(Page and application data records)
++++++++++
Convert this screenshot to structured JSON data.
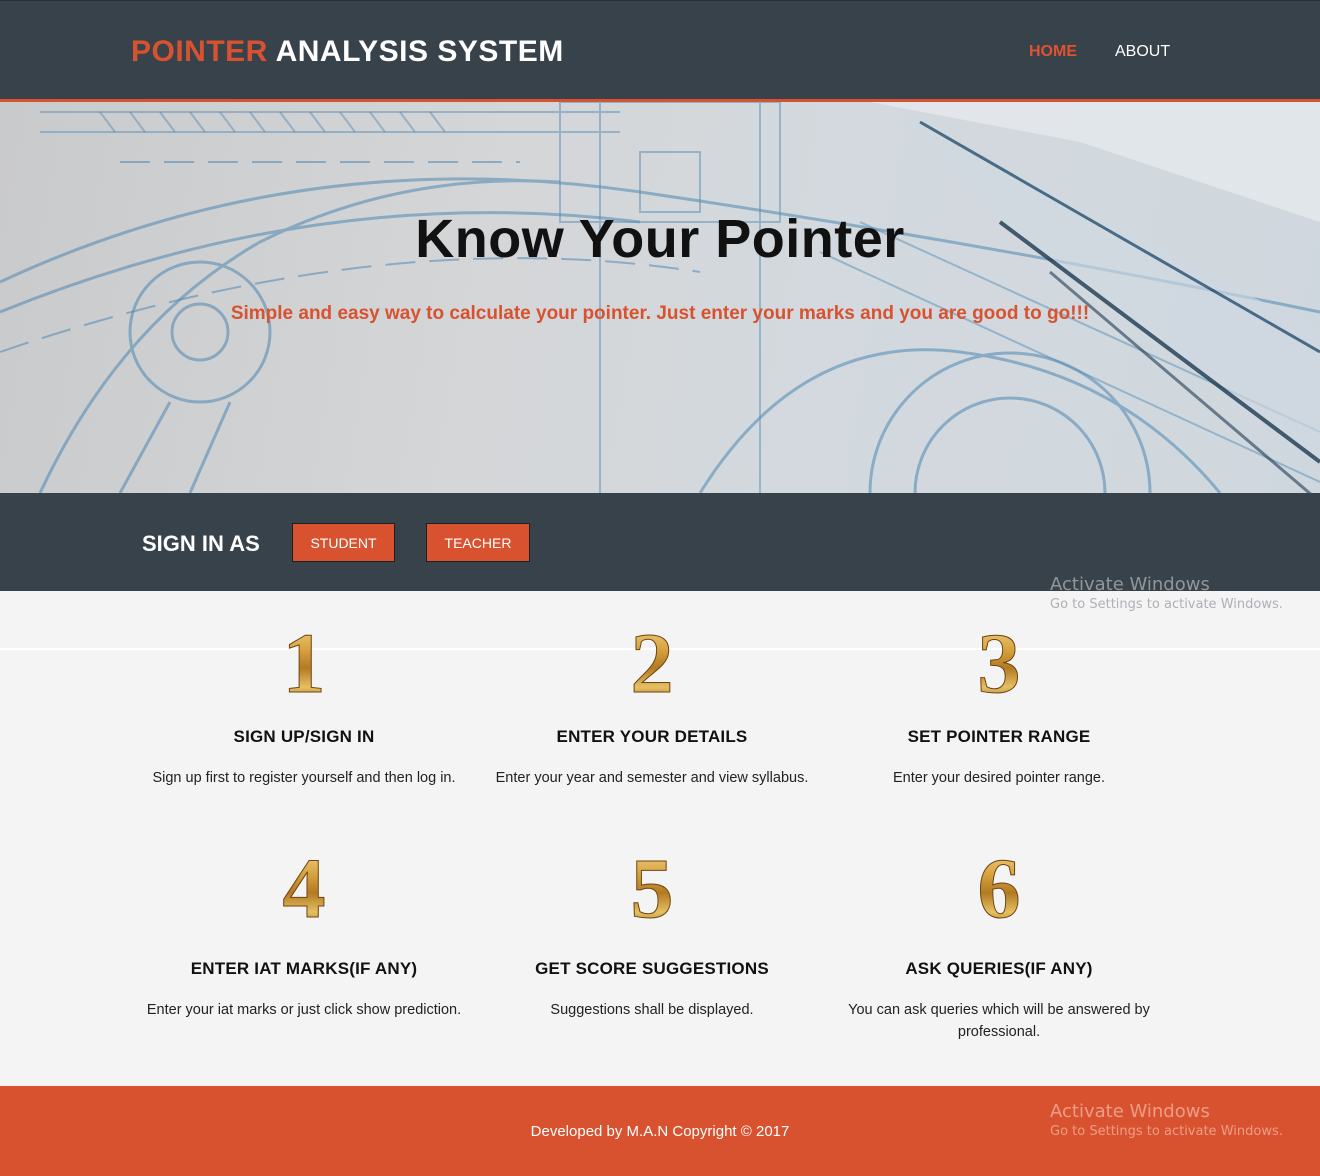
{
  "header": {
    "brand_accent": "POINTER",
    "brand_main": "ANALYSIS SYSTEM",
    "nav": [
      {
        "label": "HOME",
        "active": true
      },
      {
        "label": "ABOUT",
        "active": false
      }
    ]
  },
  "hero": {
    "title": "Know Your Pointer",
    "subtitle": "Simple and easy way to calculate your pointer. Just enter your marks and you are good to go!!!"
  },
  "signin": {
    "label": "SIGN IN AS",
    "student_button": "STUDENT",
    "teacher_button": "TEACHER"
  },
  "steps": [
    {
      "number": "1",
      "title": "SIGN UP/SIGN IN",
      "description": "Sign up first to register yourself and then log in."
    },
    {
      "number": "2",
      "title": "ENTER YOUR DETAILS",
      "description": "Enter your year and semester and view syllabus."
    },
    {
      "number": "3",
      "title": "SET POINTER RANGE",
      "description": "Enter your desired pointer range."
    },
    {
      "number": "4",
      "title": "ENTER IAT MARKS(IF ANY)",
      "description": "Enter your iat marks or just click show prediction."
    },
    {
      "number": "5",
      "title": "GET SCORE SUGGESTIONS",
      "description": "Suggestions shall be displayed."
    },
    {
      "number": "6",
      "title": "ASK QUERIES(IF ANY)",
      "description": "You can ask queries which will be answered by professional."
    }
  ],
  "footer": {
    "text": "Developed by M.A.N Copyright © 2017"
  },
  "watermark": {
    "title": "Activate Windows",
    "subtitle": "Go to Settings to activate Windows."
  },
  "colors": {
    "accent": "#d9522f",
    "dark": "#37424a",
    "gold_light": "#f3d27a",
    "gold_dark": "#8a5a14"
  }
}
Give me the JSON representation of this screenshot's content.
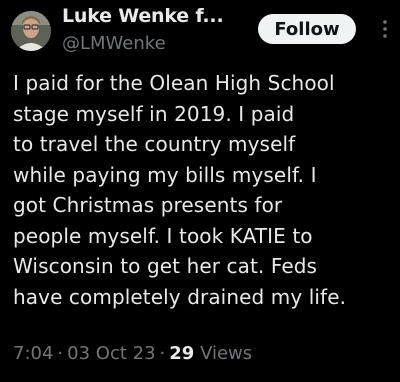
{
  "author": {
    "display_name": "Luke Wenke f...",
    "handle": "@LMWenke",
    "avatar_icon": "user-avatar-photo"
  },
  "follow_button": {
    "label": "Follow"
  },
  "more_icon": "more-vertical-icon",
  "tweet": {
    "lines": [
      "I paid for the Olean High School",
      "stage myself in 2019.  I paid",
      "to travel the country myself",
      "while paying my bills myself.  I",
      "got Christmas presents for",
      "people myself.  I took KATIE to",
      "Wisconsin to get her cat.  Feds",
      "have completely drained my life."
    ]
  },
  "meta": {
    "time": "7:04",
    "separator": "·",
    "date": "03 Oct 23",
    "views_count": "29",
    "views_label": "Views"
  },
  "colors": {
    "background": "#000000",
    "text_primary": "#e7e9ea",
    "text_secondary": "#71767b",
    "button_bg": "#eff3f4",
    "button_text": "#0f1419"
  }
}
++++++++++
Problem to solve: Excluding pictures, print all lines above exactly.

Completed exercise:
Convert this screenshot to structured JSON data.
{
  "header": {
    "brand_accent": "POINTER",
    "brand_main": "ANALYSIS SYSTEM",
    "nav": [
      {
        "label": "HOME",
        "active": true
      },
      {
        "label": "ABOUT",
        "active": false
      }
    ]
  },
  "hero": {
    "title": "Know Your Pointer",
    "subtitle": "Simple and easy way to calculate your pointer. Just enter your marks and you are good to go!!!"
  },
  "signin": {
    "label": "SIGN IN AS",
    "student_button": "STUDENT",
    "teacher_button": "TEACHER"
  },
  "steps": [
    {
      "number": "1",
      "title": "SIGN UP/SIGN IN",
      "description": "Sign up first to register yourself and then log in."
    },
    {
      "number": "2",
      "title": "ENTER YOUR DETAILS",
      "description": "Enter your year and semester and view syllabus."
    },
    {
      "number": "3",
      "title": "SET POINTER RANGE",
      "description": "Enter your desired pointer range."
    },
    {
      "number": "4",
      "title": "ENTER IAT MARKS(IF ANY)",
      "description": "Enter your iat marks or just click show prediction."
    },
    {
      "number": "5",
      "title": "GET SCORE SUGGESTIONS",
      "description": "Suggestions shall be displayed."
    },
    {
      "number": "6",
      "title": "ASK QUERIES(IF ANY)",
      "description": "You can ask queries which will be answered by professional."
    }
  ],
  "footer": {
    "text": "Developed by M.A.N Copyright © 2017"
  },
  "watermark": {
    "title": "Activate Windows",
    "subtitle": "Go to Settings to activate Windows."
  },
  "colors": {
    "accent": "#d9522f",
    "dark": "#37424a",
    "gold_light": "#f3d27a",
    "gold_dark": "#8a5a14"
  }
}
Give me the JSON representation of this screenshot's content.
{
  "author": {
    "display_name": "Luke Wenke f...",
    "handle": "@LMWenke",
    "avatar_icon": "user-avatar-photo"
  },
  "follow_button": {
    "label": "Follow"
  },
  "more_icon": "more-vertical-icon",
  "tweet": {
    "lines": [
      "I paid for the Olean High School",
      "stage myself in 2019.  I paid",
      "to travel the country myself",
      "while paying my bills myself.  I",
      "got Christmas presents for",
      "people myself.  I took KATIE to",
      "Wisconsin to get her cat.  Feds",
      "have completely drained my life."
    ]
  },
  "meta": {
    "time": "7:04",
    "separator": "·",
    "date": "03 Oct 23",
    "views_count": "29",
    "views_label": "Views"
  },
  "colors": {
    "background": "#000000",
    "text_primary": "#e7e9ea",
    "text_secondary": "#71767b",
    "button_bg": "#eff3f4",
    "button_text": "#0f1419"
  }
}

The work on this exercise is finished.